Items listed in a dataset
'''

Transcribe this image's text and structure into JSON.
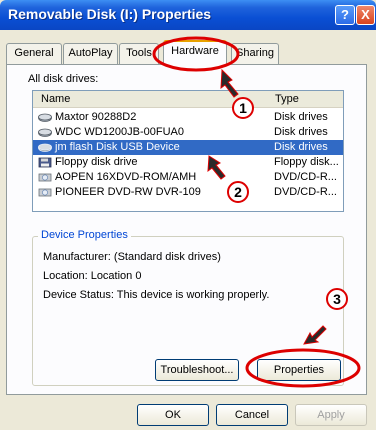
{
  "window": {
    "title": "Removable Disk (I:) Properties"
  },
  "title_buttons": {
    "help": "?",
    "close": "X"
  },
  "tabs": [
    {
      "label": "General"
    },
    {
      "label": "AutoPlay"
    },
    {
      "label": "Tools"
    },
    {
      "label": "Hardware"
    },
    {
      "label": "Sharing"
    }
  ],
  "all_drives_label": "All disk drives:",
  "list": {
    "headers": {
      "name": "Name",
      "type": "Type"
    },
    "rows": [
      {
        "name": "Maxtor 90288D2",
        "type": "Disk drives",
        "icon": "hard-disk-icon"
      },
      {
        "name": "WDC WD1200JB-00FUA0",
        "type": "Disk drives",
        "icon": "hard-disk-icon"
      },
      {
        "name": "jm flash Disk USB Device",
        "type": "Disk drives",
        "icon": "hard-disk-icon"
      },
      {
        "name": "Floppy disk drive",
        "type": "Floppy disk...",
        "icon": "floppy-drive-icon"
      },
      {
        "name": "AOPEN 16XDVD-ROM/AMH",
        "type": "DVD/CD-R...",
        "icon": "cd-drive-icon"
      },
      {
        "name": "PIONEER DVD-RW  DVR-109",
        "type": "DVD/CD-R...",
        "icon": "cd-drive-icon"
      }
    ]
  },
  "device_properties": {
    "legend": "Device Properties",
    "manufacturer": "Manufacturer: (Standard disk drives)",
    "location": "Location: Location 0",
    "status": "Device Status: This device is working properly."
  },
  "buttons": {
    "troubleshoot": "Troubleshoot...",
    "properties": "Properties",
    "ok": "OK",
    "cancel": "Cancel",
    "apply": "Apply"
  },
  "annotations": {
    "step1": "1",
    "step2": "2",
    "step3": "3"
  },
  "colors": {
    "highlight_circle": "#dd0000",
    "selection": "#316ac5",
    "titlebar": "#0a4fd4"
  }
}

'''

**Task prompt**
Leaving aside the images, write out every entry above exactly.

**Task solution**
Transcribe this image's text and structure into JSON.
{
  "window": {
    "title": "Removable Disk (I:) Properties"
  },
  "title_buttons": {
    "help": "?",
    "close": "X"
  },
  "tabs": [
    {
      "label": "General"
    },
    {
      "label": "AutoPlay"
    },
    {
      "label": "Tools"
    },
    {
      "label": "Hardware"
    },
    {
      "label": "Sharing"
    }
  ],
  "all_drives_label": "All disk drives:",
  "list": {
    "headers": {
      "name": "Name",
      "type": "Type"
    },
    "rows": [
      {
        "name": "Maxtor 90288D2",
        "type": "Disk drives",
        "icon": "hard-disk-icon"
      },
      {
        "name": "WDC WD1200JB-00FUA0",
        "type": "Disk drives",
        "icon": "hard-disk-icon"
      },
      {
        "name": "jm flash Disk USB Device",
        "type": "Disk drives",
        "icon": "hard-disk-icon"
      },
      {
        "name": "Floppy disk drive",
        "type": "Floppy disk...",
        "icon": "floppy-drive-icon"
      },
      {
        "name": "AOPEN 16XDVD-ROM/AMH",
        "type": "DVD/CD-R...",
        "icon": "cd-drive-icon"
      },
      {
        "name": "PIONEER DVD-RW  DVR-109",
        "type": "DVD/CD-R...",
        "icon": "cd-drive-icon"
      }
    ]
  },
  "device_properties": {
    "legend": "Device Properties",
    "manufacturer": "Manufacturer: (Standard disk drives)",
    "location": "Location: Location 0",
    "status": "Device Status: This device is working properly."
  },
  "buttons": {
    "troubleshoot": "Troubleshoot...",
    "properties": "Properties",
    "ok": "OK",
    "cancel": "Cancel",
    "apply": "Apply"
  },
  "annotations": {
    "step1": "1",
    "step2": "2",
    "step3": "3"
  },
  "colors": {
    "highlight_circle": "#dd0000",
    "selection": "#316ac5",
    "titlebar": "#0a4fd4"
  }
}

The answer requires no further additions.